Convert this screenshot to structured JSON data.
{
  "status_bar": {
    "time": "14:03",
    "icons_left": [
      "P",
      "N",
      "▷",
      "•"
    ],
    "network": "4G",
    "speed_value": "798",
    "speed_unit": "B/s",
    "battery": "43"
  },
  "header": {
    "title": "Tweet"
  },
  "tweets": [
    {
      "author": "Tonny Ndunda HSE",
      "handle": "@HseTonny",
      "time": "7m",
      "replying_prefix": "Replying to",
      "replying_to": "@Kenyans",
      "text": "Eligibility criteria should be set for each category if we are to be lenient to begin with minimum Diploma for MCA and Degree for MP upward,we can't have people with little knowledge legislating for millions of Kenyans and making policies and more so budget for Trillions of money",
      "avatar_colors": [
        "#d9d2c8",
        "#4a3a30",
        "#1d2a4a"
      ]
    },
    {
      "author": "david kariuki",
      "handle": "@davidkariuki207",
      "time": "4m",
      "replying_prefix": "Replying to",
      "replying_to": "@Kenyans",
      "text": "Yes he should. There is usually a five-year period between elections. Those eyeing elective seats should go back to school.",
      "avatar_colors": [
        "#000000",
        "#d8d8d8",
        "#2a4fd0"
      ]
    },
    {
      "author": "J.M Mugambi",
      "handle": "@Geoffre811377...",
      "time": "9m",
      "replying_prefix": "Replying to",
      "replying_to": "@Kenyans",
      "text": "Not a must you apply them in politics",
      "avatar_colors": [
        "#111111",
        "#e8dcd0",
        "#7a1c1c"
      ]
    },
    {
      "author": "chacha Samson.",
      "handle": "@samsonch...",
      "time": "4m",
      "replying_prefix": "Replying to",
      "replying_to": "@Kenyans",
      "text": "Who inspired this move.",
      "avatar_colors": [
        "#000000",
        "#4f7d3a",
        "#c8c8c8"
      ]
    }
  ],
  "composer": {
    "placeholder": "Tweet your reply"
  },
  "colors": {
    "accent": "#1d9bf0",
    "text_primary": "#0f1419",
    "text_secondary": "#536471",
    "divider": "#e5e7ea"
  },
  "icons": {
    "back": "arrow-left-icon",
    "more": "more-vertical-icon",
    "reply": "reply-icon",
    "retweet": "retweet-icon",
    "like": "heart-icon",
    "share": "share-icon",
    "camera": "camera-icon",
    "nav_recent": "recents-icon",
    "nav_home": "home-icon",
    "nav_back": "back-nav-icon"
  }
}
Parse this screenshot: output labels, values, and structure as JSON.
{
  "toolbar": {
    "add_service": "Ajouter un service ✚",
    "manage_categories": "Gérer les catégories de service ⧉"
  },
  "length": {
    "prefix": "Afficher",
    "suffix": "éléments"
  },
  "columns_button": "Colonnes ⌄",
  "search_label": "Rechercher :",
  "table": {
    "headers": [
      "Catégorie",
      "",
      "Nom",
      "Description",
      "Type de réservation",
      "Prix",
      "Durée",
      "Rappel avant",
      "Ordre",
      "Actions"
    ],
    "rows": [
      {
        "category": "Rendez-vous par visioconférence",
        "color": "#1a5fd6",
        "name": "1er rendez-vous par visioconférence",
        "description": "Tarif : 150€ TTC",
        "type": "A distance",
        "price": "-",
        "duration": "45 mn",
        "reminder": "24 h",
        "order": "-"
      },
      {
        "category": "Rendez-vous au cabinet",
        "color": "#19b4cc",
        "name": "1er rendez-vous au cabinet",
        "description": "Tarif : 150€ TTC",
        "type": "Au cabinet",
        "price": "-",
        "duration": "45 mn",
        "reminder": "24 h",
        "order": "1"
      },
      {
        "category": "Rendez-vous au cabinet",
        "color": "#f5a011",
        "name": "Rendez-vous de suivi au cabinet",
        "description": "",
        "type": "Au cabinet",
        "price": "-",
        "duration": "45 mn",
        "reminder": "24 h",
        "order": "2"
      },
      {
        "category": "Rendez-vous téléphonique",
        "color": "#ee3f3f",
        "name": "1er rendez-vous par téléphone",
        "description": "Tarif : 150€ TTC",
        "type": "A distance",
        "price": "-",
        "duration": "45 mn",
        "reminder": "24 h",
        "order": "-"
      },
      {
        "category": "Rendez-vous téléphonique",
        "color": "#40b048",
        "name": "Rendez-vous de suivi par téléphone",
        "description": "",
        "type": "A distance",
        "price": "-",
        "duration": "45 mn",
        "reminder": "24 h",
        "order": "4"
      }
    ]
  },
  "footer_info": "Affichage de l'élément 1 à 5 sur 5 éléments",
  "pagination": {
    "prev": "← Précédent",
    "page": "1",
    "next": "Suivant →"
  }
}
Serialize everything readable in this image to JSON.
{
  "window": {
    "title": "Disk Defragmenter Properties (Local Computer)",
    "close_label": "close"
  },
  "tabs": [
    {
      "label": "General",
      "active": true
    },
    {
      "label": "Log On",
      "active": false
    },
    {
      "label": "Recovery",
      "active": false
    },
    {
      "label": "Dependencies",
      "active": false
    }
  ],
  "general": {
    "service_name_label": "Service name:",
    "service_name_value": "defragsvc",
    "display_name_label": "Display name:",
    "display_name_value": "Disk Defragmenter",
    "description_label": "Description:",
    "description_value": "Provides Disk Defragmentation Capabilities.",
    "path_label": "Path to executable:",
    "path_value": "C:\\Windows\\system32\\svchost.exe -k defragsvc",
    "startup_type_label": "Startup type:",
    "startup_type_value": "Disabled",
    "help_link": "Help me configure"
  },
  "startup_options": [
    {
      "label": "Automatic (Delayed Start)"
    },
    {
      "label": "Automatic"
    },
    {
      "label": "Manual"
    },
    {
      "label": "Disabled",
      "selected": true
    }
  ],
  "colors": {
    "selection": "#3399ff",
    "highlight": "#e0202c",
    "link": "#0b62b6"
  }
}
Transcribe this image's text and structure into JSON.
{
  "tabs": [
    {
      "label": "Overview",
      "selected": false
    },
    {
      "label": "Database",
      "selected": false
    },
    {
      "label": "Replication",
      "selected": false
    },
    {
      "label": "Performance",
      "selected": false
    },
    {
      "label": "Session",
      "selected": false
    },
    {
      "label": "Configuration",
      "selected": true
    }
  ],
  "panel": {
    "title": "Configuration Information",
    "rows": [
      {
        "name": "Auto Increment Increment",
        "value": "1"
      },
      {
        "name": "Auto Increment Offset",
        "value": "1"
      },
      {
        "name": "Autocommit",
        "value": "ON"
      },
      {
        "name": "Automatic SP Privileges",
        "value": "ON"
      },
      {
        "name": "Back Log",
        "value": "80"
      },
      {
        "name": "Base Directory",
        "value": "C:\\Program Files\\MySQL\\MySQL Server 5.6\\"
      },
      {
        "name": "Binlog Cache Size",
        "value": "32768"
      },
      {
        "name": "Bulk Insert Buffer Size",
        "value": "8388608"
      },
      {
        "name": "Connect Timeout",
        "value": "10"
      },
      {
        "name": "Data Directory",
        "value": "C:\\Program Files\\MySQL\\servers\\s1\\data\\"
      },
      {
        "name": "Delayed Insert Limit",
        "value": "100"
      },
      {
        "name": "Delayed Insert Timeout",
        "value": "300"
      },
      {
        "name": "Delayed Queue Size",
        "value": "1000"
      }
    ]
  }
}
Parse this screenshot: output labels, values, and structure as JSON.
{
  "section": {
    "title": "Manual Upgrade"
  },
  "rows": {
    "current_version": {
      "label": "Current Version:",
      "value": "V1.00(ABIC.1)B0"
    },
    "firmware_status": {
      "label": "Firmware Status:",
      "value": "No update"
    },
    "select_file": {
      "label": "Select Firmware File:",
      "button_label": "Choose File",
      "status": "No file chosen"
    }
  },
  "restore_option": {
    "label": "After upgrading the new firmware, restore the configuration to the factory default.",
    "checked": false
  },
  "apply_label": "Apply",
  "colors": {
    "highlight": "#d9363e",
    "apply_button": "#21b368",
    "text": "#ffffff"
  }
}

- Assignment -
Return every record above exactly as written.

- Answer to this task -
Convert this screenshot to structured JSON data.
{
  "status_bar": {
    "time": "14:03",
    "icons_left": [
      "P",
      "N",
      "▷",
      "•"
    ],
    "network": "4G",
    "speed_value": "798",
    "speed_unit": "B/s",
    "battery": "43"
  },
  "header": {
    "title": "Tweet"
  },
  "tweets": [
    {
      "author": "Tonny Ndunda HSE",
      "handle": "@HseTonny",
      "time": "7m",
      "replying_prefix": "Replying to",
      "replying_to": "@Kenyans",
      "text": "Eligibility criteria should be set for each category if we are to be lenient to begin with minimum Diploma for MCA and Degree for MP upward,we can't have people with little knowledge legislating for millions of Kenyans and making policies and more so budget for Trillions of money",
      "avatar_colors": [
        "#d9d2c8",
        "#4a3a30",
        "#1d2a4a"
      ]
    },
    {
      "author": "david kariuki",
      "handle": "@davidkariuki207",
      "time": "4m",
      "replying_prefix": "Replying to",
      "replying_to": "@Kenyans",
      "text": "Yes he should. There is usually a five-year period between elections. Those eyeing elective seats should go back to school.",
      "avatar_colors": [
        "#000000",
        "#d8d8d8",
        "#2a4fd0"
      ]
    },
    {
      "author": "J.M Mugambi",
      "handle": "@Geoffre811377...",
      "time": "9m",
      "replying_prefix": "Replying to",
      "replying_to": "@Kenyans",
      "text": "Not a must you apply them in politics",
      "avatar_colors": [
        "#111111",
        "#e8dcd0",
        "#7a1c1c"
      ]
    },
    {
      "author": "chacha Samson.",
      "handle": "@samsonch...",
      "time": "4m",
      "replying_prefix": "Replying to",
      "replying_to": "@Kenyans",
      "text": "Who inspired this move.",
      "avatar_colors": [
        "#000000",
        "#4f7d3a",
        "#c8c8c8"
      ]
    }
  ],
  "composer": {
    "placeholder": "Tweet your reply"
  },
  "colors": {
    "accent": "#1d9bf0",
    "text_primary": "#0f1419",
    "text_secondary": "#536471",
    "divider": "#e5e7ea"
  },
  "icons": {
    "back": "arrow-left-icon",
    "more": "more-vertical-icon",
    "reply": "reply-icon",
    "retweet": "retweet-icon",
    "like": "heart-icon",
    "share": "share-icon",
    "camera": "camera-icon",
    "nav_recent": "recents-icon",
    "nav_home": "home-icon",
    "nav_back": "back-nav-icon"
  }
}
Parse this screenshot: output labels, values, and structure as JSON.
{
  "toolbar": {
    "add_service": "Ajouter un service ✚",
    "manage_categories": "Gérer les catégories de service ⧉"
  },
  "length": {
    "prefix": "Afficher",
    "suffix": "éléments"
  },
  "columns_button": "Colonnes ⌄",
  "search_label": "Rechercher :",
  "table": {
    "headers": [
      "Catégorie",
      "",
      "Nom",
      "Description",
      "Type de réservation",
      "Prix",
      "Durée",
      "Rappel avant",
      "Ordre",
      "Actions"
    ],
    "rows": [
      {
        "category": "Rendez-vous par visioconférence",
        "color": "#1a5fd6",
        "name": "1er rendez-vous par visioconférence",
        "description": "Tarif : 150€ TTC",
        "type": "A distance",
        "price": "-",
        "duration": "45 mn",
        "reminder": "24 h",
        "order": "-"
      },
      {
        "category": "Rendez-vous au cabinet",
        "color": "#19b4cc",
        "name": "1er rendez-vous au cabinet",
        "description": "Tarif : 150€ TTC",
        "type": "Au cabinet",
        "price": "-",
        "duration": "45 mn",
        "reminder": "24 h",
        "order": "1"
      },
      {
        "category": "Rendez-vous au cabinet",
        "color": "#f5a011",
        "name": "Rendez-vous de suivi au cabinet",
        "description": "",
        "type": "Au cabinet",
        "price": "-",
        "duration": "45 mn",
        "reminder": "24 h",
        "order": "2"
      },
      {
        "category": "Rendez-vous téléphonique",
        "color": "#ee3f3f",
        "name": "1er rendez-vous par téléphone",
        "description": "Tarif : 150€ TTC",
        "type": "A distance",
        "price": "-",
        "duration": "45 mn",
        "reminder": "24 h",
        "order": "-"
      },
      {
        "category": "Rendez-vous téléphonique",
        "color": "#40b048",
        "name": "Rendez-vous de suivi par téléphone",
        "description": "",
        "type": "A distance",
        "price": "-",
        "duration": "45 mn",
        "reminder": "24 h",
        "order": "4"
      }
    ]
  },
  "footer_info": "Affichage de l'élément 1 à 5 sur 5 éléments",
  "pagination": {
    "prev": "← Précédent",
    "page": "1",
    "next": "Suivant →"
  }
}
Serialize everything readable in this image to JSON.
{
  "window": {
    "title": "Disk Defragmenter Properties (Local Computer)",
    "close_label": "close"
  },
  "tabs": [
    {
      "label": "General",
      "active": true
    },
    {
      "label": "Log On",
      "active": false
    },
    {
      "label": "Recovery",
      "active": false
    },
    {
      "label": "Dependencies",
      "active": false
    }
  ],
  "general": {
    "service_name_label": "Service name:",
    "service_name_value": "defragsvc",
    "display_name_label": "Display name:",
    "display_name_value": "Disk Defragmenter",
    "description_label": "Description:",
    "description_value": "Provides Disk Defragmentation Capabilities.",
    "path_label": "Path to executable:",
    "path_value": "C:\\Windows\\system32\\svchost.exe -k defragsvc",
    "startup_type_label": "Startup type:",
    "startup_type_value": "Disabled",
    "help_link": "Help me configure"
  },
  "startup_options": [
    {
      "label": "Automatic (Delayed Start)"
    },
    {
      "label": "Automatic"
    },
    {
      "label": "Manual"
    },
    {
      "label": "Disabled",
      "selected": true
    }
  ],
  "colors": {
    "selection": "#3399ff",
    "highlight": "#e0202c",
    "link": "#0b62b6"
  }
}
Transcribe this image's text and structure into JSON.
{
  "tabs": [
    {
      "label": "Overview",
      "selected": false
    },
    {
      "label": "Database",
      "selected": false
    },
    {
      "label": "Replication",
      "selected": false
    },
    {
      "label": "Performance",
      "selected": false
    },
    {
      "label": "Session",
      "selected": false
    },
    {
      "label": "Configuration",
      "selected": true
    }
  ],
  "panel": {
    "title": "Configuration Information",
    "rows": [
      {
        "name": "Auto Increment Increment",
        "value": "1"
      },
      {
        "name": "Auto Increment Offset",
        "value": "1"
      },
      {
        "name": "Autocommit",
        "value": "ON"
      },
      {
        "name": "Automatic SP Privileges",
        "value": "ON"
      },
      {
        "name": "Back Log",
        "value": "80"
      },
      {
        "name": "Base Directory",
        "value": "C:\\Program Files\\MySQL\\MySQL Server 5.6\\"
      },
      {
        "name": "Binlog Cache Size",
        "value": "32768"
      },
      {
        "name": "Bulk Insert Buffer Size",
        "value": "8388608"
      },
      {
        "name": "Connect Timeout",
        "value": "10"
      },
      {
        "name": "Data Directory",
        "value": "C:\\Program Files\\MySQL\\servers\\s1\\data\\"
      },
      {
        "name": "Delayed Insert Limit",
        "value": "100"
      },
      {
        "name": "Delayed Insert Timeout",
        "value": "300"
      },
      {
        "name": "Delayed Queue Size",
        "value": "1000"
      }
    ]
  }
}
Parse this screenshot: output labels, values, and structure as JSON.
{
  "section": {
    "title": "Manual Upgrade"
  },
  "rows": {
    "current_version": {
      "label": "Current Version:",
      "value": "V1.00(ABIC.1)B0"
    },
    "firmware_status": {
      "label": "Firmware Status:",
      "value": "No update"
    },
    "select_file": {
      "label": "Select Firmware File:",
      "button_label": "Choose File",
      "status": "No file chosen"
    }
  },
  "restore_option": {
    "label": "After upgrading the new firmware, restore the configuration to the factory default.",
    "checked": false
  },
  "apply_label": "Apply",
  "colors": {
    "highlight": "#d9363e",
    "apply_button": "#21b368",
    "text": "#ffffff"
  }
}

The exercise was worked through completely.